## PROBLEM TO SOLVE
Write out the material below exactly, beginning at the line that contains "Decode this image" and ending with its last line, both ends included; write nothing else.

^^^^^^^^

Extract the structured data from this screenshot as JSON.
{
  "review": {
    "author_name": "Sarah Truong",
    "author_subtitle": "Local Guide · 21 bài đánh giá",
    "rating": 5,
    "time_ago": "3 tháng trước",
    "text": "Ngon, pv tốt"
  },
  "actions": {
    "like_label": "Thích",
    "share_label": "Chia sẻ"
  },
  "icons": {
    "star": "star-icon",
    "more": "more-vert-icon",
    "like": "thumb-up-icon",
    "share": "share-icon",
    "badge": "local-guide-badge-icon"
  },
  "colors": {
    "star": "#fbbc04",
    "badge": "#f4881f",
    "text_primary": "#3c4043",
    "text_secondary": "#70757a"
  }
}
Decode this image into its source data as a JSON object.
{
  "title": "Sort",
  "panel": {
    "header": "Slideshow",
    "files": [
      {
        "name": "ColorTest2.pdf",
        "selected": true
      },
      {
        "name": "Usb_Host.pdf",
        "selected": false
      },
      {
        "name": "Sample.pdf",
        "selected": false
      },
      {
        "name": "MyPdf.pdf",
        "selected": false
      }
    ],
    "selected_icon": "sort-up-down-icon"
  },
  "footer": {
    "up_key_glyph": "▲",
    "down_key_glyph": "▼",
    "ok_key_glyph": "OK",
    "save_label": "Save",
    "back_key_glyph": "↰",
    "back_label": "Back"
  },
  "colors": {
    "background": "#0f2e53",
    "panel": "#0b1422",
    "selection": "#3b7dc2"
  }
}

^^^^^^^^

## EXERCISE OUTPUT
Decode this image into its source data as a JSON object.
{
  "title": "Sort",
  "panel": {
    "header": "Slideshow",
    "files": [
      {
        "name": "ColorTest2.pdf",
        "selected": true
      },
      {
        "name": "Usb_Host.pdf",
        "selected": false
      },
      {
        "name": "Sample.pdf",
        "selected": false
      },
      {
        "name": "MyPdf.pdf",
        "selected": false
      }
    ],
    "selected_icon": "sort-up-down-icon"
  },
  "footer": {
    "up_key_glyph": "▲",
    "down_key_glyph": "▼",
    "ok_key_glyph": "OK",
    "save_label": "Save",
    "back_key_glyph": "↰",
    "back_label": "Back"
  },
  "colors": {
    "background": "#0f2e53",
    "panel": "#0b1422",
    "selection": "#3b7dc2"
  }
}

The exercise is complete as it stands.